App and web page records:
● ● ●
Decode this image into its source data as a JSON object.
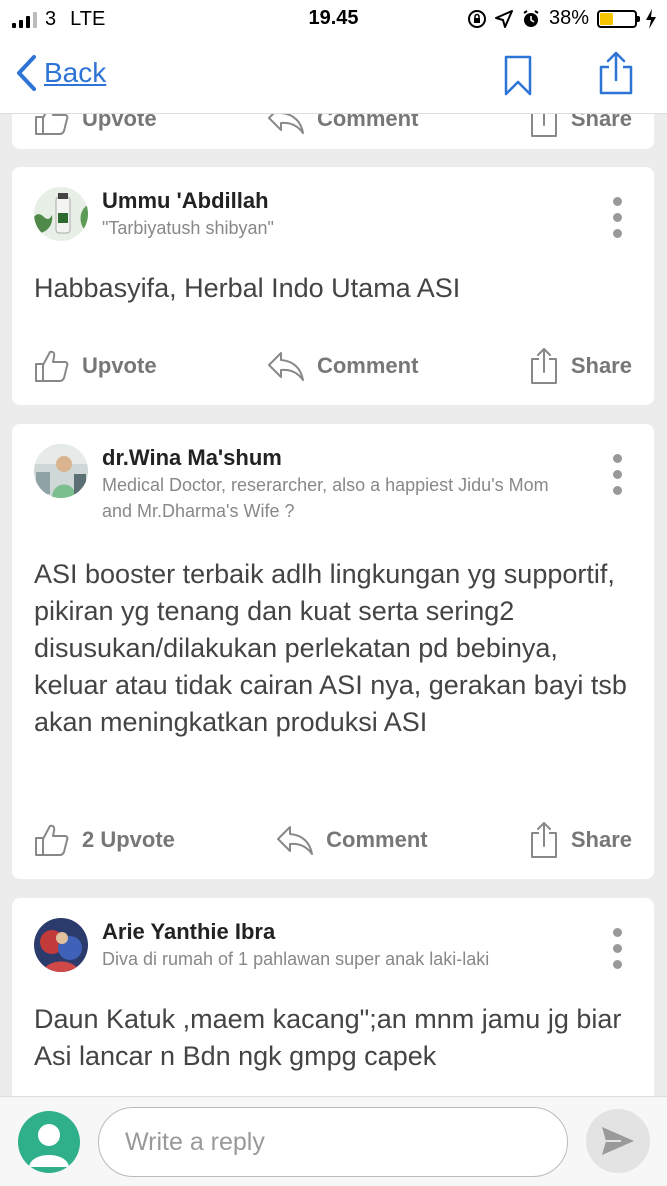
{
  "status_bar": {
    "carrier": "3",
    "network": "LTE",
    "time": "19.45",
    "battery_percent": "38%",
    "battery_level": 0.38,
    "battery_color": "#f5c400"
  },
  "nav": {
    "back_label": "Back",
    "accent_color": "#2e74d6",
    "icons": [
      "bookmark-icon",
      "share-icon"
    ]
  },
  "top_partial_card": {
    "upvote_label": "Upvote",
    "comment_label": "Comment",
    "share_label": "Share"
  },
  "answers": [
    {
      "author": "Ummu 'Abdillah",
      "credential": "\"Tarbiyatush shibyan\"",
      "text": "Habbasyifa, Herbal Indo Utama ASI",
      "upvote_label": "Upvote",
      "comment_label": "Comment",
      "share_label": "Share"
    },
    {
      "author": "dr.Wina Ma'shum",
      "credential": "Medical Doctor, reserarcher, also a happiest Jidu's Mom and Mr.Dharma's Wife ?",
      "text": "ASI booster terbaik adlh lingkungan yg supportif, pikiran yg tenang dan kuat serta sering2 disusukan/dilakukan perlekatan pd bebinya, keluar atau tidak cairan ASI nya, gerakan bayi tsb akan meningkatkan produksi ASI",
      "upvote_label": "2 Upvote",
      "comment_label": "Comment",
      "share_label": "Share"
    },
    {
      "author": "Arie Yanthie Ibra",
      "credential": "Diva di rumah of 1 pahlawan super anak laki-laki",
      "text": "Daun Katuk ,maem kacang\";an  mnm jamu jg biar Asi lancar  n Bdn ngk gmpg capek"
    }
  ],
  "reply": {
    "placeholder": "Write a reply"
  }
}
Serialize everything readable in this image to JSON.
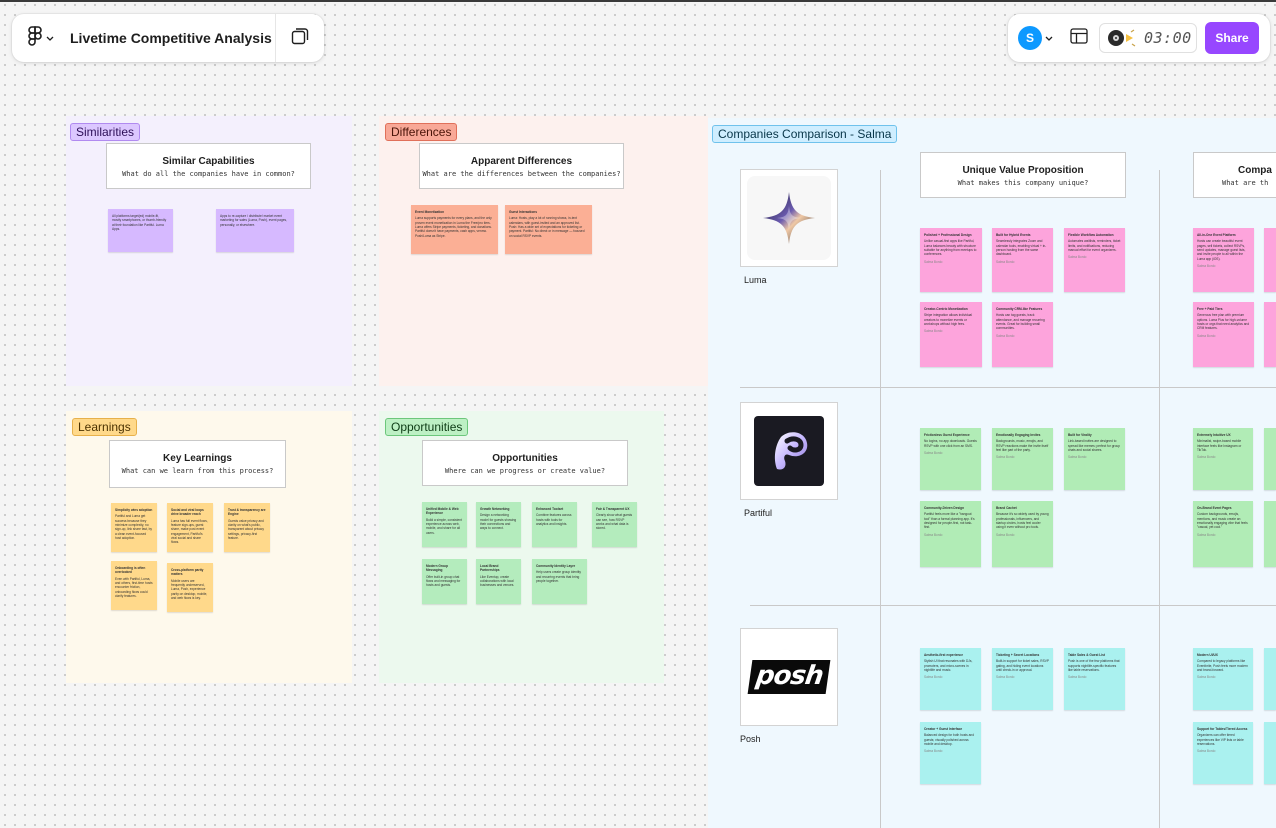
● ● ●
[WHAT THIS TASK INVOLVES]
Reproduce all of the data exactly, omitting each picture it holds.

[ANSWER BOX]
Decode this image into its source data as a JSON object.
{
  "status_bar": {
    "carrier": "3",
    "network": "LTE",
    "time": "19.45",
    "battery_percent": "38%",
    "battery_level": 0.38,
    "battery_color": "#f5c400"
  },
  "nav": {
    "back_label": "Back",
    "accent_color": "#2e74d6",
    "icons": [
      "bookmark-icon",
      "share-icon"
    ]
  },
  "top_partial_card": {
    "upvote_label": "Upvote",
    "comment_label": "Comment",
    "share_label": "Share"
  },
  "answers": [
    {
      "author": "Ummu 'Abdillah",
      "credential": "\"Tarbiyatush shibyan\"",
      "text": "Habbasyifa, Herbal Indo Utama ASI",
      "upvote_label": "Upvote",
      "comment_label": "Comment",
      "share_label": "Share"
    },
    {
      "author": "dr.Wina Ma'shum",
      "credential": "Medical Doctor, reserarcher, also a happiest Jidu's Mom and Mr.Dharma's Wife ?",
      "text": "ASI booster terbaik adlh lingkungan yg supportif, pikiran yg tenang dan kuat serta sering2 disusukan/dilakukan perlekatan pd bebinya, keluar atau tidak cairan ASI nya, gerakan bayi tsb akan meningkatkan produksi ASI",
      "upvote_label": "2 Upvote",
      "comment_label": "Comment",
      "share_label": "Share"
    },
    {
      "author": "Arie Yanthie Ibra",
      "credential": "Diva di rumah of 1 pahlawan super anak laki-laki",
      "text": "Daun Katuk ,maem kacang\";an  mnm jamu jg biar Asi lancar  n Bdn ngk gmpg capek"
    }
  ],
  "reply": {
    "placeholder": "Write a reply"
  }
}
Serialize everything readable in this image to JSON.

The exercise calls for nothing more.